Last Updated on Saturday, 26 December 2015, 21:01 by GxMedia
As the international battle continues over the United States’ (US) desire to capture and prosecute American intelligence leaker Edward Snowden, Guyana’s President Donald Ramotar on Thursday said his country does not read citizens’ correspondence.
Though the Guyanese leader made no reference to Snowden, he told the opening of an Investment Conference whose audience included US Ambassador Brent Hardt that his country would not violate the privacy of correspondence.
“We do not interfere in people’s privacy. We do not read their mail or anything like that. That is an era that I hope is passed forever in our country” a remark that evoked mild snigger in the main room of the Guyana International Conference Centre (GICC).
Ramotar reiterated that the media was free and open and government believes in the rule of law.

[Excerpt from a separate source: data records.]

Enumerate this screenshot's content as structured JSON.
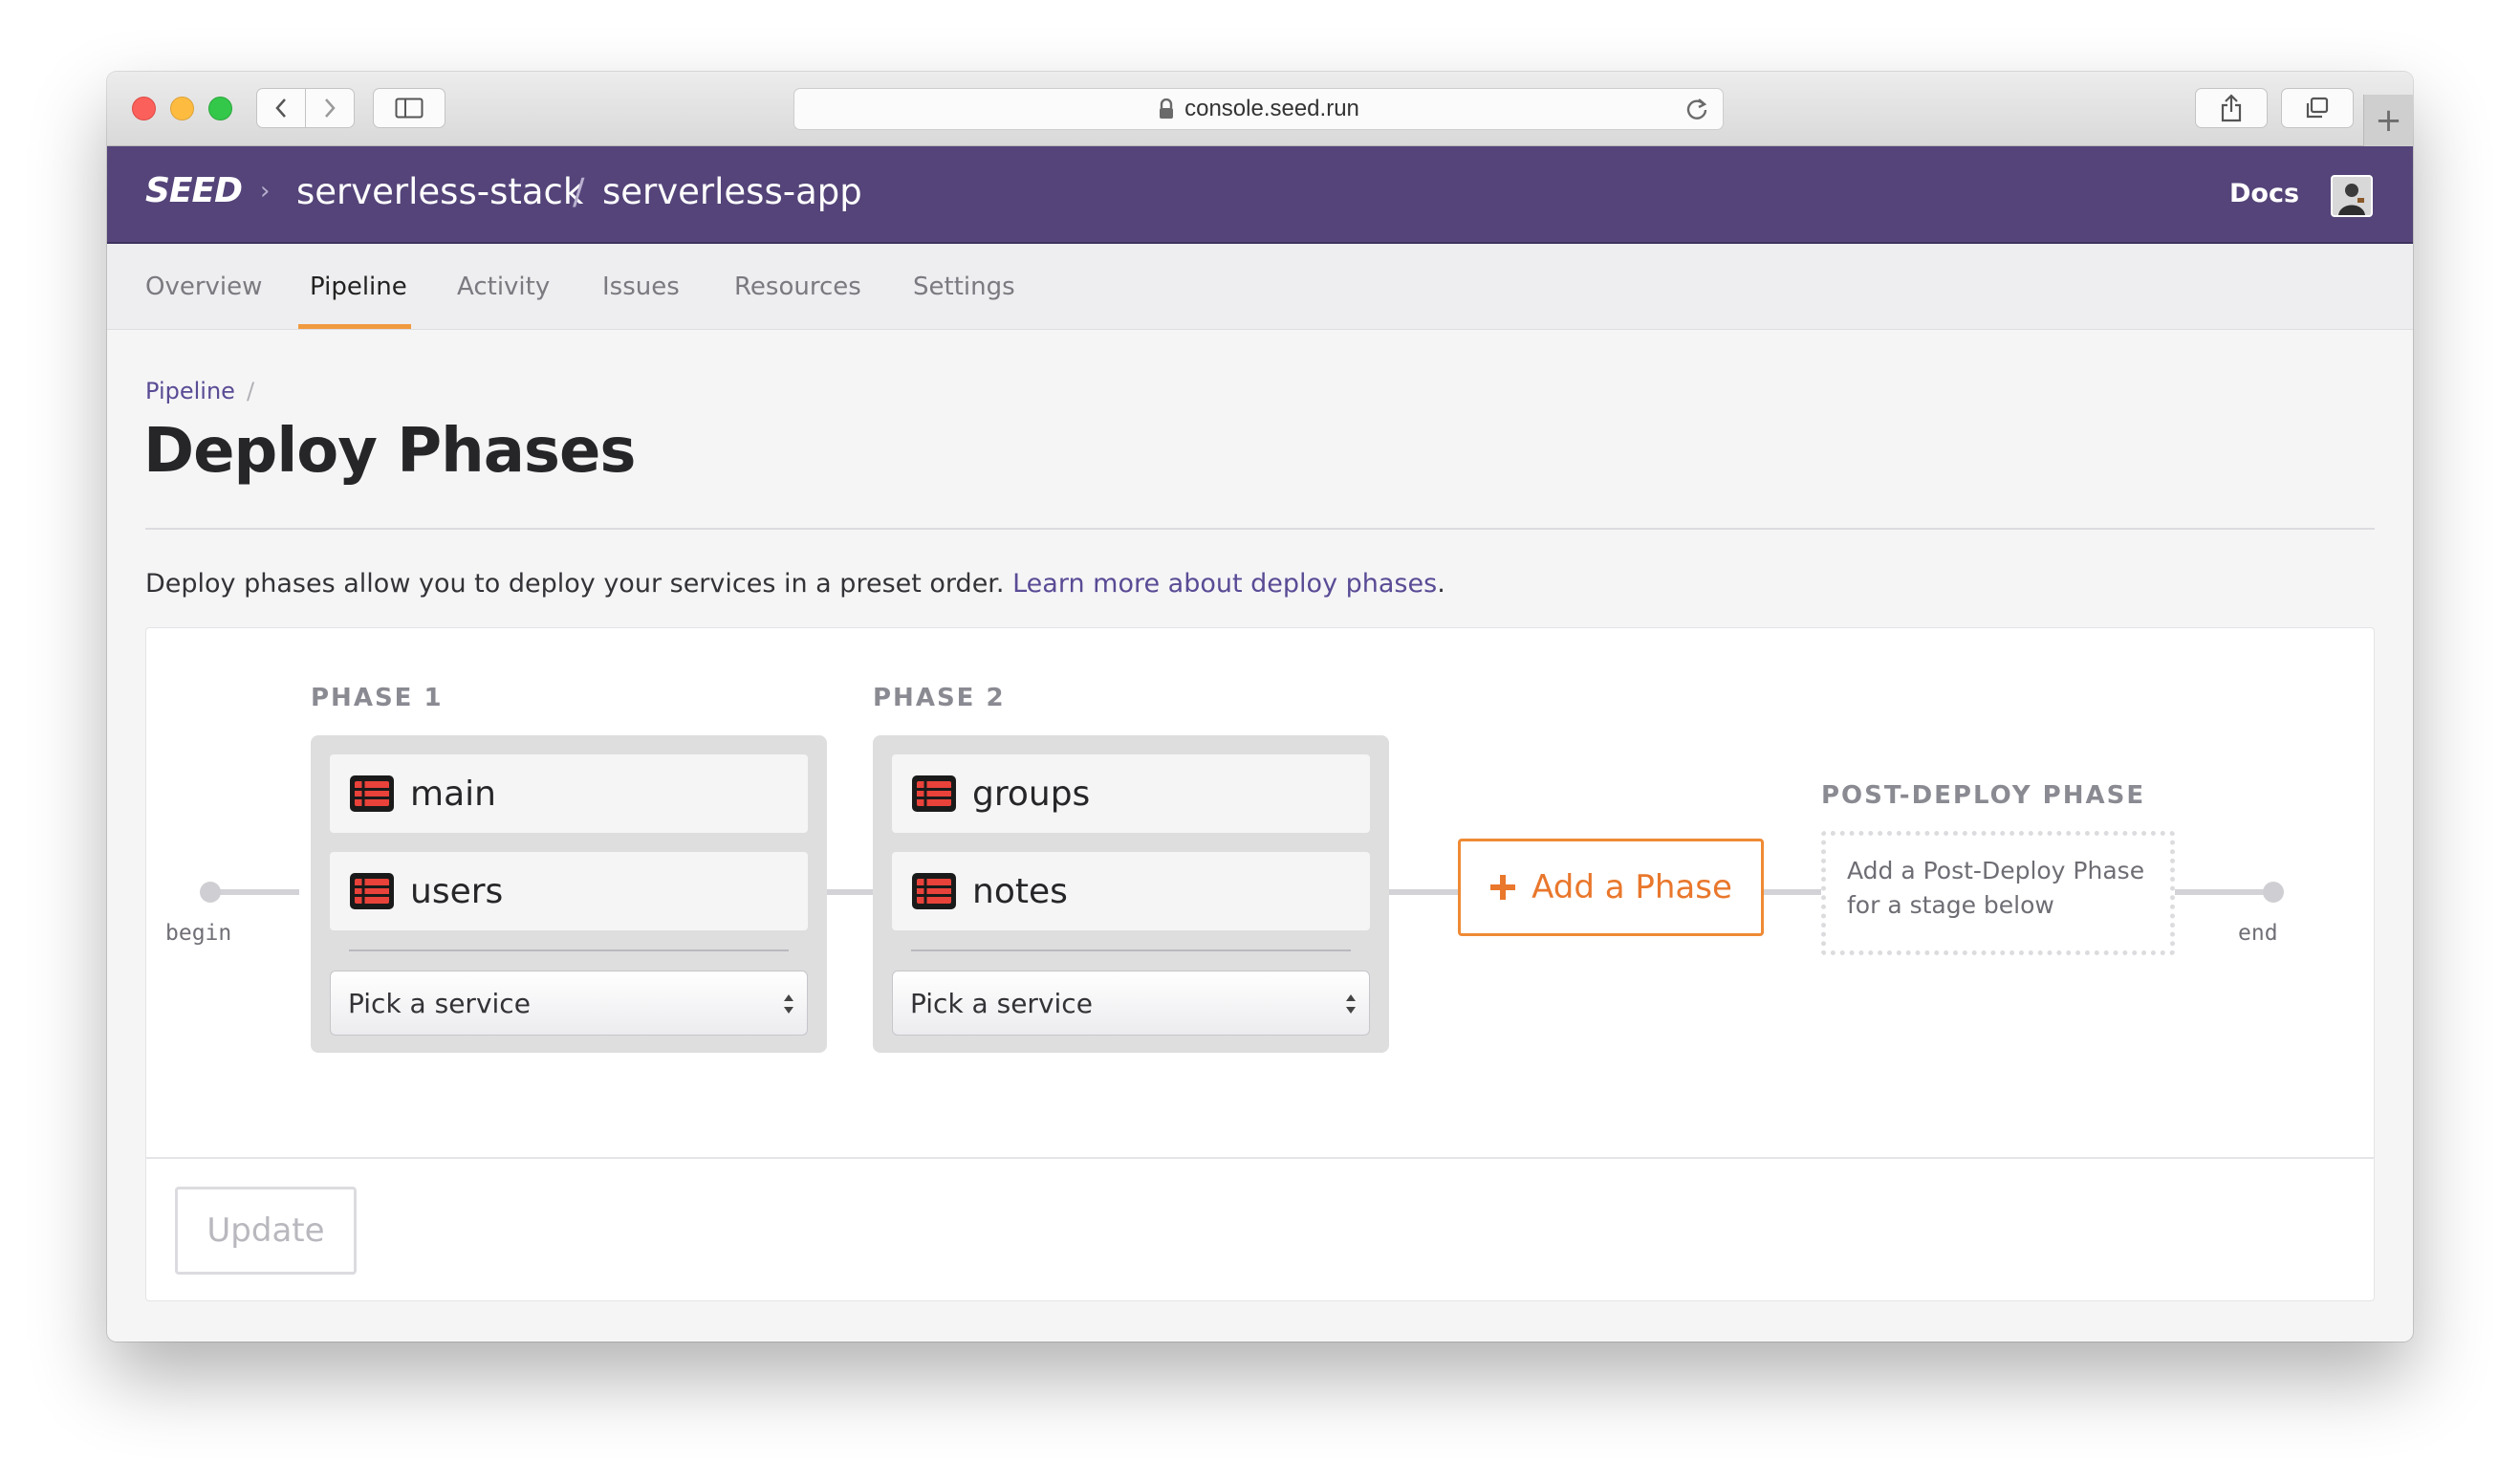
{
  "browser": {
    "url": "console.seed.run",
    "icons": [
      "back-icon",
      "forward-icon",
      "sidebar-icon",
      "lock-icon",
      "reload-icon",
      "share-icon",
      "tabs-icon",
      "new-tab-icon"
    ],
    "new_tab": "+"
  },
  "header": {
    "logo": "SEED",
    "breadcrumb_chevron": "›",
    "org": "serverless-stack",
    "separator": "/",
    "app": "serverless-app",
    "docs": "Docs"
  },
  "tabs": [
    {
      "label": "Overview",
      "active": false
    },
    {
      "label": "Pipeline",
      "active": true
    },
    {
      "label": "Activity",
      "active": false
    },
    {
      "label": "Issues",
      "active": false
    },
    {
      "label": "Resources",
      "active": false
    },
    {
      "label": "Settings",
      "active": false
    }
  ],
  "breadcrumb": {
    "link": "Pipeline",
    "separator": "/"
  },
  "page_title": "Deploy Phases",
  "intro": {
    "text": "Deploy phases allow you to deploy your services in a preset order. ",
    "link": "Learn more about deploy phases",
    "tail": "."
  },
  "pipeline": {
    "begin_label": "begin",
    "end_label": "end",
    "phases": [
      {
        "title": "PHASE 1",
        "services": [
          "main",
          "users"
        ],
        "picker": "Pick a service"
      },
      {
        "title": "PHASE 2",
        "services": [
          "groups",
          "notes"
        ],
        "picker": "Pick a service"
      }
    ],
    "add_phase": "Add a Phase",
    "post_deploy": {
      "title": "POST-DEPLOY PHASE",
      "line1": "Add a Post-Deploy Phase",
      "line2": "for a stage below"
    }
  },
  "update_button": "Update",
  "colors": {
    "header": "#544479",
    "accent": "#ef8a34",
    "link": "#5a4b95",
    "service_icon": "#e9423a"
  }
}
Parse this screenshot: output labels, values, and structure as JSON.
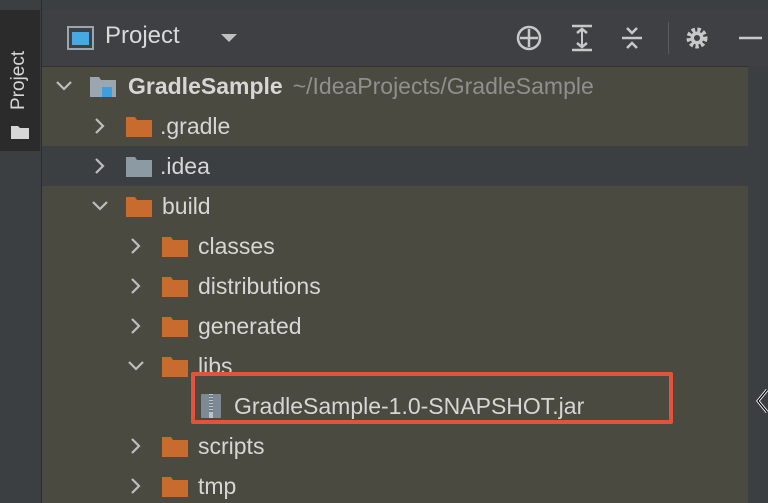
{
  "stripe": {
    "label": "Project"
  },
  "header": {
    "title": "Project"
  },
  "tree": {
    "root": {
      "label": "GradleSample",
      "path": "~/IdeaProjects/GradleSample"
    },
    "items": [
      {
        "label": ".gradle"
      },
      {
        "label": ".idea"
      },
      {
        "label": "build"
      },
      {
        "label": "classes"
      },
      {
        "label": "distributions"
      },
      {
        "label": "generated"
      },
      {
        "label": "libs"
      },
      {
        "label": "GradleSample-1.0-SNAPSHOT.jar"
      },
      {
        "label": "scripts"
      },
      {
        "label": "tmp"
      }
    ]
  },
  "colors": {
    "folder": "#c76b2e",
    "idea_folder": "#8c9aa3",
    "highlight": "#e2523e",
    "panel_bg": "#4b4a41",
    "selected_bg": "#3c3f41"
  }
}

The Guyana government had, however, been accused of aiding and abetting now convicted drug lord Shaheed ‘Roger’ Khan in procuring sopphisticated mobile phone tapping equipment to help track down heavily armed gang members. A Guyana Defence Force (GDF) patrol had seized one piece of equipment but it appeared that there had been more than one because another almost identical device had been tendered in a New York court during Khan’s trial.
The American is wanted for leaking to the media that the US is systematically seizing vast amounts of phone and web data under a surveillance programme known as Prism. They include access to e-mail, chatrooms, phone records and social media accounts.
Snowden, who first gave the expose from a hideout in Hong Kong, has since flown to Moscow, Russia where he has been staying at the Sheremetyevo Airport
Earlier this week, there had been speculation of him flying to Ecuador via Cuba but so far he has not left Russia. The US has so far failed in its demands to get Russia to hand over the fugitive.
The BBC quoted US President Barack Obama as saying during an official visit to Senegal that the leak highlighted significant vulnerabilities at the National Security Agency, the US electronic spying organisation where Mr Snowden worked as a contractor until last month.
The remarks come a day after the chairman of the US Senate foreign relations committee, Robert Menendez, proposed punishing Ecuador economically if it offered asylum to Mr Snowden.